Excerpts from an interface dataset
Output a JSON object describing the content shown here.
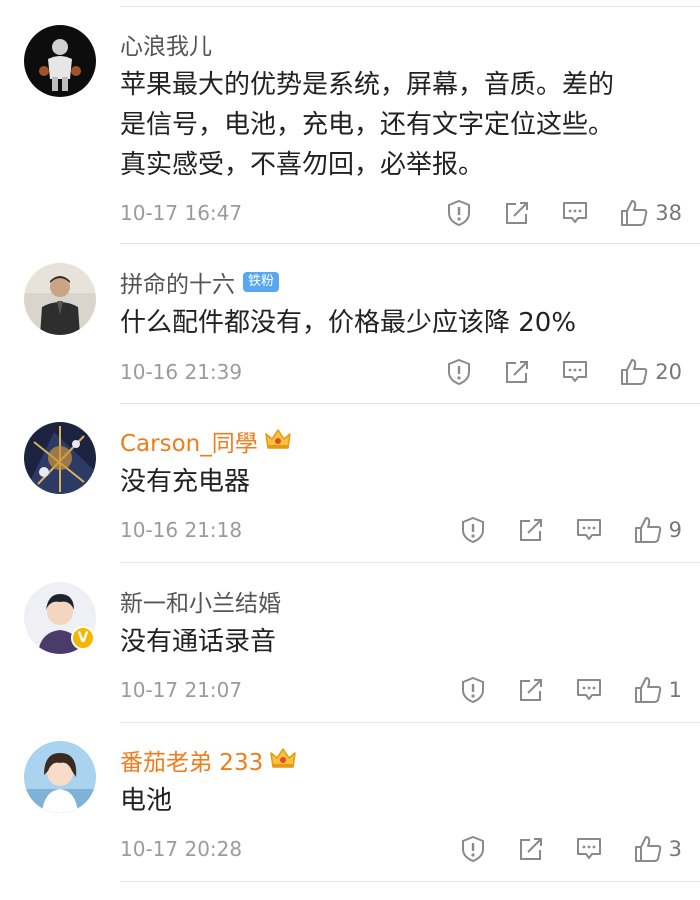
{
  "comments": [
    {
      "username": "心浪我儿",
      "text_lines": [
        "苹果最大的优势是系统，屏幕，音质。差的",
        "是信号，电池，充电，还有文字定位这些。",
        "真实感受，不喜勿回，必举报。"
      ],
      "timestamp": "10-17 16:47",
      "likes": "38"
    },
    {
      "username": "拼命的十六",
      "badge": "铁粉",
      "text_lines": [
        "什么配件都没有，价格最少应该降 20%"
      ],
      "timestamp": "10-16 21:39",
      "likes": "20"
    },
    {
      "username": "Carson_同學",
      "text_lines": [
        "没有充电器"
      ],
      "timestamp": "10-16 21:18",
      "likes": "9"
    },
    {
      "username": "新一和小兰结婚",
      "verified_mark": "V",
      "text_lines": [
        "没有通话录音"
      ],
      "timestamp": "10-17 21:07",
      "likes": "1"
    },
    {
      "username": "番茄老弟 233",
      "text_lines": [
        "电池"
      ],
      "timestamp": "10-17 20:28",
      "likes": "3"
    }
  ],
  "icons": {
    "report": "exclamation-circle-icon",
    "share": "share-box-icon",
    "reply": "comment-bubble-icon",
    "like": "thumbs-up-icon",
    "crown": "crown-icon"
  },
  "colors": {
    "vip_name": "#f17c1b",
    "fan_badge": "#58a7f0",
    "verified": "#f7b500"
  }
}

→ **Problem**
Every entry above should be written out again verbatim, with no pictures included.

→ **Your solution**
Output a JSON object describing the content shown here.
{
  "comments": [
    {
      "username": "心浪我儿",
      "text_lines": [
        "苹果最大的优势是系统，屏幕，音质。差的",
        "是信号，电池，充电，还有文字定位这些。",
        "真实感受，不喜勿回，必举报。"
      ],
      "timestamp": "10-17 16:47",
      "likes": "38"
    },
    {
      "username": "拼命的十六",
      "badge": "铁粉",
      "text_lines": [
        "什么配件都没有，价格最少应该降 20%"
      ],
      "timestamp": "10-16 21:39",
      "likes": "20"
    },
    {
      "username": "Carson_同學",
      "text_lines": [
        "没有充电器"
      ],
      "timestamp": "10-16 21:18",
      "likes": "9"
    },
    {
      "username": "新一和小兰结婚",
      "verified_mark": "V",
      "text_lines": [
        "没有通话录音"
      ],
      "timestamp": "10-17 21:07",
      "likes": "1"
    },
    {
      "username": "番茄老弟 233",
      "text_lines": [
        "电池"
      ],
      "timestamp": "10-17 20:28",
      "likes": "3"
    }
  ],
  "icons": {
    "report": "exclamation-circle-icon",
    "share": "share-box-icon",
    "reply": "comment-bubble-icon",
    "like": "thumbs-up-icon",
    "crown": "crown-icon"
  },
  "colors": {
    "vip_name": "#f17c1b",
    "fan_badge": "#58a7f0",
    "verified": "#f7b500"
  }
}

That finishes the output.